----- RECORD SET

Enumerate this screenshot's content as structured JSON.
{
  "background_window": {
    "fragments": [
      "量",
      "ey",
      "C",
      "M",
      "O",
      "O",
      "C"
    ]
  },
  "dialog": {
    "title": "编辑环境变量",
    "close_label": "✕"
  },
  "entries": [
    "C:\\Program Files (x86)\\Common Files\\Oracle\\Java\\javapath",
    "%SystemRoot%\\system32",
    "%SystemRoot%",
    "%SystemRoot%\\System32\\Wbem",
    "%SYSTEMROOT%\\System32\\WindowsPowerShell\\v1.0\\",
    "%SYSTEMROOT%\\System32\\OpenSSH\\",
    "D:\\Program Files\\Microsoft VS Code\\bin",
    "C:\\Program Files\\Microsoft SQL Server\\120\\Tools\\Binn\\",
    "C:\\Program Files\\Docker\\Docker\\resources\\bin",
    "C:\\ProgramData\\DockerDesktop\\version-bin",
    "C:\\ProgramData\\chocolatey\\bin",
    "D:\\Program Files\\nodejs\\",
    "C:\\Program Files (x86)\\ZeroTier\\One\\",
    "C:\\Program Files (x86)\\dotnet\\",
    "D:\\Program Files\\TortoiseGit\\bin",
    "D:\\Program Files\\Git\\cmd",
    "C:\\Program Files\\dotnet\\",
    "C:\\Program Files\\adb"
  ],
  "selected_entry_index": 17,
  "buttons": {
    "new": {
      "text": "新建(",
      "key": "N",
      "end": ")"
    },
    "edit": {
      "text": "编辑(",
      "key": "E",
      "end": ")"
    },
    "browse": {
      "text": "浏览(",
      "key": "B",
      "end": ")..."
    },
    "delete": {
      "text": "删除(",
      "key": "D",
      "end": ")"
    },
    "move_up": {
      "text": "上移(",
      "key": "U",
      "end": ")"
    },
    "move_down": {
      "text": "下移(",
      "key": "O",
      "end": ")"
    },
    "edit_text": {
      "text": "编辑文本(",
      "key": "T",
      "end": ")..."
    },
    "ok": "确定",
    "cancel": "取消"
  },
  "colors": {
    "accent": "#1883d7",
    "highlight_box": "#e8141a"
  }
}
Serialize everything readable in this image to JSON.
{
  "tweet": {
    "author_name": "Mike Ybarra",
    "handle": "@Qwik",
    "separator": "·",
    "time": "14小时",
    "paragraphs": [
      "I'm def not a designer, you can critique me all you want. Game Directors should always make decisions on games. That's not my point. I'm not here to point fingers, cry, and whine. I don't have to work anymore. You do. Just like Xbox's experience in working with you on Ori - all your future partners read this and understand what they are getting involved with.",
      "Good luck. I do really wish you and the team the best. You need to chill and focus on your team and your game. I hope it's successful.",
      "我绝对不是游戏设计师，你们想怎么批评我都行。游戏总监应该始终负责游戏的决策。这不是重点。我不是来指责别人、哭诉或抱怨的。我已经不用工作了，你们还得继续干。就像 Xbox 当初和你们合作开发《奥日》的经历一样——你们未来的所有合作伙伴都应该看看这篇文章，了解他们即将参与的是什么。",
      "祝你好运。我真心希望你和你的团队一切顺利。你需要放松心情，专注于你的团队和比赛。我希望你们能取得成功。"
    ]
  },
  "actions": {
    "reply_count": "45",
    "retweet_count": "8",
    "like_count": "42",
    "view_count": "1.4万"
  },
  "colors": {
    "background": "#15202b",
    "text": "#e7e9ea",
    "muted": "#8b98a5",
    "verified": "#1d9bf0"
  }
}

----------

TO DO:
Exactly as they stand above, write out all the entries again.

RESULT OF THIS EXERCISE:
Enumerate this screenshot's content as structured JSON.
{
  "background_window": {
    "fragments": [
      "量",
      "ey",
      "C",
      "M",
      "O",
      "O",
      "C"
    ]
  },
  "dialog": {
    "title": "编辑环境变量",
    "close_label": "✕"
  },
  "entries": [
    "C:\\Program Files (x86)\\Common Files\\Oracle\\Java\\javapath",
    "%SystemRoot%\\system32",
    "%SystemRoot%",
    "%SystemRoot%\\System32\\Wbem",
    "%SYSTEMROOT%\\System32\\WindowsPowerShell\\v1.0\\",
    "%SYSTEMROOT%\\System32\\OpenSSH\\",
    "D:\\Program Files\\Microsoft VS Code\\bin",
    "C:\\Program Files\\Microsoft SQL Server\\120\\Tools\\Binn\\",
    "C:\\Program Files\\Docker\\Docker\\resources\\bin",
    "C:\\ProgramData\\DockerDesktop\\version-bin",
    "C:\\ProgramData\\chocolatey\\bin",
    "D:\\Program Files\\nodejs\\",
    "C:\\Program Files (x86)\\ZeroTier\\One\\",
    "C:\\Program Files (x86)\\dotnet\\",
    "D:\\Program Files\\TortoiseGit\\bin",
    "D:\\Program Files\\Git\\cmd",
    "C:\\Program Files\\dotnet\\",
    "C:\\Program Files\\adb"
  ],
  "selected_entry_index": 17,
  "buttons": {
    "new": {
      "text": "新建(",
      "key": "N",
      "end": ")"
    },
    "edit": {
      "text": "编辑(",
      "key": "E",
      "end": ")"
    },
    "browse": {
      "text": "浏览(",
      "key": "B",
      "end": ")..."
    },
    "delete": {
      "text": "删除(",
      "key": "D",
      "end": ")"
    },
    "move_up": {
      "text": "上移(",
      "key": "U",
      "end": ")"
    },
    "move_down": {
      "text": "下移(",
      "key": "O",
      "end": ")"
    },
    "edit_text": {
      "text": "编辑文本(",
      "key": "T",
      "end": ")..."
    },
    "ok": "确定",
    "cancel": "取消"
  },
  "colors": {
    "accent": "#1883d7",
    "highlight_box": "#e8141a"
  }
}
Serialize everything readable in this image to JSON.
{
  "tweet": {
    "author_name": "Mike Ybarra",
    "handle": "@Qwik",
    "separator": "·",
    "time": "14小时",
    "paragraphs": [
      "I'm def not a designer, you can critique me all you want. Game Directors should always make decisions on games. That's not my point. I'm not here to point fingers, cry, and whine. I don't have to work anymore. You do. Just like Xbox's experience in working with you on Ori - all your future partners read this and understand what they are getting involved with.",
      "Good luck. I do really wish you and the team the best. You need to chill and focus on your team and your game. I hope it's successful.",
      "我绝对不是游戏设计师，你们想怎么批评我都行。游戏总监应该始终负责游戏的决策。这不是重点。我不是来指责别人、哭诉或抱怨的。我已经不用工作了，你们还得继续干。就像 Xbox 当初和你们合作开发《奥日》的经历一样——你们未来的所有合作伙伴都应该看看这篇文章，了解他们即将参与的是什么。",
      "祝你好运。我真心希望你和你的团队一切顺利。你需要放松心情，专注于你的团队和比赛。我希望你们能取得成功。"
    ]
  },
  "actions": {
    "reply_count": "45",
    "retweet_count": "8",
    "like_count": "42",
    "view_count": "1.4万"
  },
  "colors": {
    "background": "#15202b",
    "text": "#e7e9ea",
    "muted": "#8b98a5",
    "verified": "#1d9bf0"
  }
}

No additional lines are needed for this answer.